A black boy with blue eyes

Introducing the South African writer, K. Sello Duiker's novel 'Thirteen Cents' to US audiences.

Sea Point, a suburb close to central Cape Town. Image by Jbdodane, via Flickr CC.

K. Sello Duiker’s short novel, Thirteen Cents is simultaneously gruesome, violent, deeply disturbing, whimsical, and beautiful. Ohio University Press has just released the post-apartheid novelist’s debut book in the US as part of its Modern African Writing series. The book itself won the Commonwealth Writers Prize for Best First Book Africa Region, back in 2001, when it was first published in South Africa. K. Sello Duiker is one of a generation of the first predominantly urban and black novelists to churn out fiction dealing with realities of a newly post-apartheid South Africa. Of this generation, Duiker and Phaswane Mpe (whose short novel, Welcome To Our Hillbrow is now considered to be one of the great works of contemporary South African literature) are perhaps the most beloved and well known. The two iconic authors both published their celebrated novels within one year of each other and both died tragically within a month of one another. K. Sello Duiker took his own life in January of 2005 following a nervous breakdown.

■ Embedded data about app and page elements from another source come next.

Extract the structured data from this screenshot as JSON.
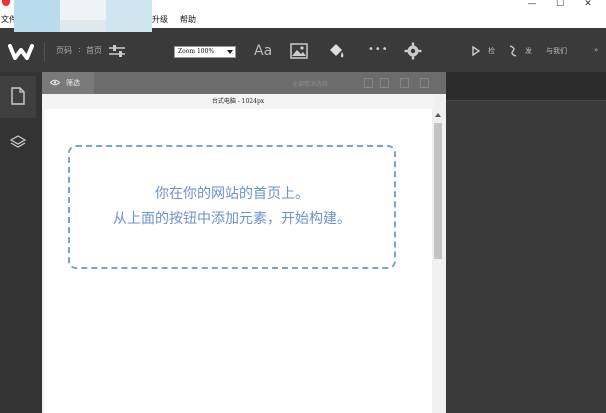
{
  "window": {
    "menu": {
      "file": "文件",
      "upgrade": "升级",
      "help": "帮助"
    },
    "controls": {
      "minimize": "—",
      "maximize": "☐",
      "close": "✕"
    }
  },
  "toolbar": {
    "page_label": "页码",
    "page_separator": ":",
    "page_value": "首页",
    "zoom_value": "Zoom 100%",
    "font_label": "Aa",
    "more_label": "•••",
    "preview_label": "检",
    "publish_label": "发",
    "contact_label": "与我们"
  },
  "canvas": {
    "preview_tab": "筛选",
    "select_all": "全部取消选择",
    "device_label": "台式电脑 - 1024px",
    "hint_line1": "你在你的网站的首页上。",
    "hint_line2": "从上面的按钮中添加元素，开始构建。"
  },
  "icons": {
    "brand": "brand-logo-icon",
    "page_settings": "sliders-icon",
    "image": "image-icon",
    "paint": "paint-bucket-icon",
    "settings": "gear-icon",
    "preview": "play-icon",
    "publish": "share-icon",
    "pages": "page-icon",
    "layers": "layers-icon",
    "eye": "eye-icon"
  },
  "colors": {
    "dark_chrome": "#3a3a3a",
    "hint_blue": "#6e91cf",
    "dashed_border": "#7c9fe0"
  }
}
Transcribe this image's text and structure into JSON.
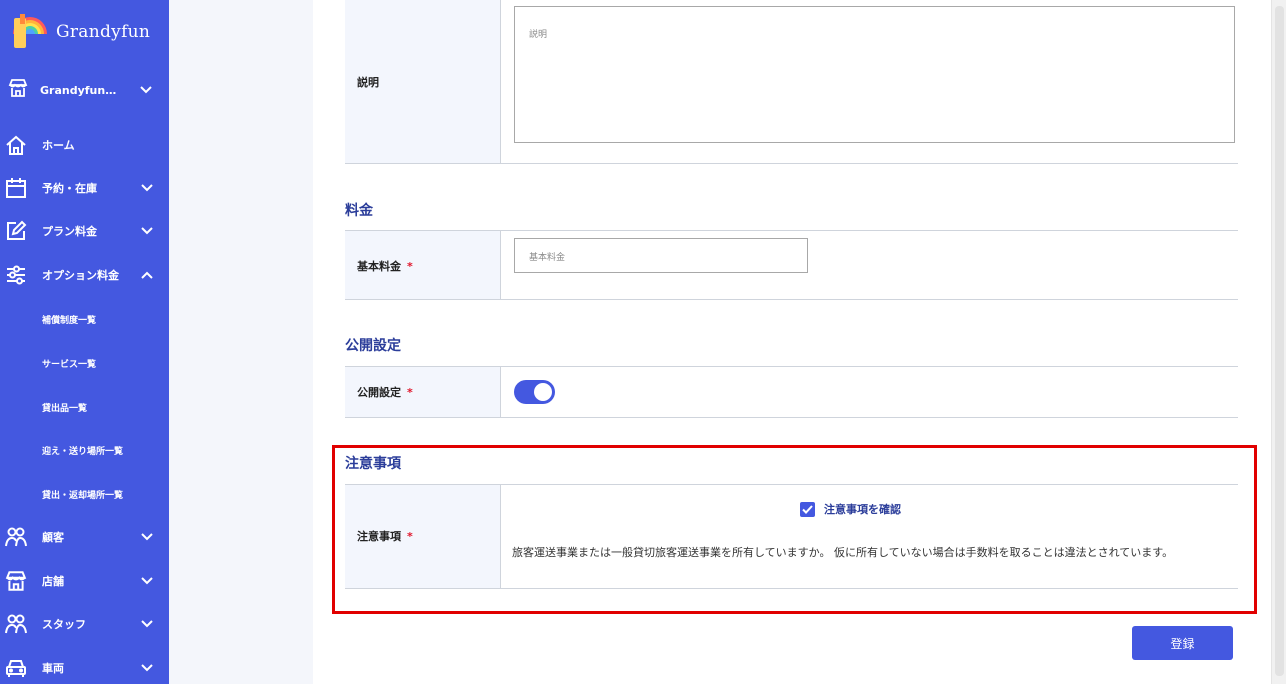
{
  "brand": {
    "name": "Grandyfun"
  },
  "colors": {
    "sidebar": "#4458e0",
    "accent": "#4458e0",
    "highlight": "#e10000",
    "required": "#e0162b"
  },
  "sidebar": {
    "store_select": {
      "label": "Grandyfun…",
      "icon": "store-icon"
    },
    "items": [
      {
        "label": "ホーム",
        "icon": "home-icon"
      },
      {
        "label": "予約・在庫",
        "icon": "calendar-icon"
      },
      {
        "label": "プラン料金",
        "icon": "edit-icon"
      },
      {
        "label": "オプション料金",
        "icon": "sliders-icon"
      },
      {
        "label": "顧客",
        "icon": "users-icon"
      },
      {
        "label": "店舗",
        "icon": "store-icon"
      },
      {
        "label": "スタッフ",
        "icon": "users-icon"
      },
      {
        "label": "車両",
        "icon": "car-icon"
      }
    ],
    "sub_items": [
      "補償制度一覧",
      "サービス一覧",
      "貸出品一覧",
      "迎え・送り場所一覧",
      "貸出・返却場所一覧"
    ]
  },
  "form": {
    "description": {
      "label": "説明",
      "placeholder": "説明"
    },
    "price_section": {
      "title": "料金"
    },
    "base_price": {
      "label": "基本料金",
      "required_mark": "*",
      "placeholder": "基本料金"
    },
    "publish_section": {
      "title": "公開設定"
    },
    "publish": {
      "label": "公開設定",
      "required_mark": "*",
      "value": true
    },
    "notes_section": {
      "title": "注意事項"
    },
    "notes": {
      "label": "注意事項",
      "required_mark": "*",
      "checkbox_label": "注意事項を確認",
      "checked": true,
      "text": "旅客運送事業または一般貸切旅客運送事業を所有していますか。 仮に所有していない場合は手数料を取ることは違法とされています。"
    },
    "submit_label": "登録"
  }
}
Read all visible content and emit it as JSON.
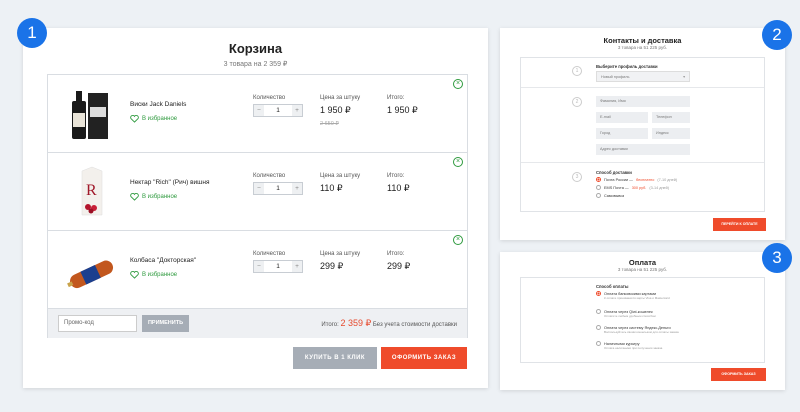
{
  "steps": [
    "1",
    "2",
    "3"
  ],
  "cart": {
    "title": "Корзина",
    "subtitle": "3 товара на 2 359 ₽",
    "col_labels": {
      "qty": "Количество",
      "price": "Цена за штуку",
      "total": "Итого:"
    },
    "favorite_label": "В избранное",
    "items": [
      {
        "name": "Виски Jack Daniels",
        "qty": "1",
        "price": "1 950 ₽",
        "old_price": "2 650 ₽",
        "total": "1 950 ₽",
        "image": "whisky-bottle"
      },
      {
        "name": "Нектар \"Rich\" (Рич) вишня",
        "qty": "1",
        "price": "110 ₽",
        "old_price": "",
        "total": "110 ₽",
        "image": "juice-carton"
      },
      {
        "name": "Колбаса \"Докторская\"",
        "qty": "1",
        "price": "299 ₽",
        "old_price": "",
        "total": "299 ₽",
        "image": "sausage"
      }
    ],
    "promo_placeholder": "Промо-код",
    "apply_label": "ПРИМЕНИТЬ",
    "sum_label": "Итого:",
    "sum_value": "2 359 ₽",
    "sum_note": "Без учета стоимости доставки",
    "oneclick_label": "КУПИТЬ В 1 КЛИК",
    "order_label": "ОФОРМИТЬ ЗАКАЗ"
  },
  "delivery": {
    "title": "Контакты и доставка",
    "subtitle": "3 товара на 51 225 руб.",
    "profile_label": "Выберите профиль доставки",
    "profile_value": "Новый профиль",
    "fields": {
      "name": "Фамилия, Имя",
      "email": "E-mail",
      "phone": "Телефон",
      "city": "Город",
      "index": "Индекс",
      "address": "Адрес доставки"
    },
    "method_label": "Способ доставки",
    "methods": [
      {
        "name": "Почта России —",
        "price": "бесплатно",
        "term": "(7-10 дней)"
      },
      {
        "name": "EMS Почта —",
        "price": "300 руб.",
        "term": "(3-14 дней)"
      },
      {
        "name": "Самовывоз",
        "price": "",
        "term": ""
      }
    ],
    "next_label": "ПЕРЕЙТИ К ОПЛАТЕ"
  },
  "payment": {
    "title": "Оплата",
    "subtitle": "3 товара на 51 225 руб.",
    "method_label": "Способ оплаты",
    "options": [
      {
        "name": "Оплата банковскими картами",
        "desc": "К оплате принимаются карты Visa и Mastercard"
      },
      {
        "name": "Оплата через Qiwi-кошелек",
        "desc": "Оплатите любым удобным способом"
      },
      {
        "name": "Оплата через систему Яндекс.Деньги",
        "desc": "Воспользуйтесь своим кошельком для оплаты заказа"
      },
      {
        "name": "Наличными курьеру",
        "desc": "Оплата наличными при получении заказа"
      }
    ],
    "submit_label": "ОФОРМИТЬ ЗАКАЗ"
  },
  "colors": {
    "step": "#1a73e8",
    "accent": "#ef4b2b",
    "green": "#2e9a3e",
    "gray_btn": "#a6adb6"
  }
}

Thirteen Cents is not a happy story, following the twelve-year-old Azure, a black boy with blue eyes (which are a source of constant trouble) who lives on the streets of central Cape Town. Told from the Azure’s perspective, Duiker weaves a narrative that lays bare the violence, exploitation, racial and sexual politics found just under the surface of South African society. The boy harbors a profound distrust for all adults and for good reason, as every adult we encounter through Azure is ultimately only interested in exploiting him – for sex, for money, for power and ego. This is a story about and for a generation of South African youth struggling to make sense of a world that is supposed to hold new and boundless opportunities for them, when in reality the situation appears to be quite the opposite. It is meant to tear the blinders of the rhetoric of a ‘New South Africa’ and ‘Rainbow Nation’ from readers’ eyes. In a letter to his Dutch publishers, Duiker once wrote:

In a South African context I was writing for people between 23 and 30 years of age – people in my age group, because our generation is confronted with different changes happening around us, and I wanted to communicate something of the pressures and contradictions around us. I think the book is not politically correct although it is a sensitive account of what I think is happening in South Africa right now. It’s a young black man’s view of what is happening – it explores youth culture and what it means to be young.

Thirteen Cents is a graphic and tremendously difficult read, but an important one for those interested in contemporary South African literature. It is also a novel written by and for South Africans, so non-South African readers may struggle with parts of it, especially some of the language and cultural references used. Despite the fact that the book contains a glossary, Sello Duiker employs Afrikaans and vernacular phrases regularly, many of which are not translated in the glossary. Nonetheless, it is absolutely a worthwhile read and the same can be said for his second book, The Quiet Violence of Dreams.


Further Reading

An unfinished project

Christian theology was appropriated to play an integral role in the justifying apartheid’s racist ideology. Black theologians resisted through a theology of the oppressed.

Writing while black

The film adaptation of Percival Everett’s novel ‘Erasure’ leaves little room to explore Black middle-class complicity in commodifying the traumas of Black working-class lives.

The Mogadishu analogy

In Gaza and Haiti, the specter of another Mogadishu is being raised to alert on-lookers and policymakers of unfolding tragedies. But we have to be careful when making comparisons.

Kwame Nkrumah today

New documents looking at British and American involvement in overthrowing Kwame Nkrumah give us pause to reflect on his legacy, and its resonances today.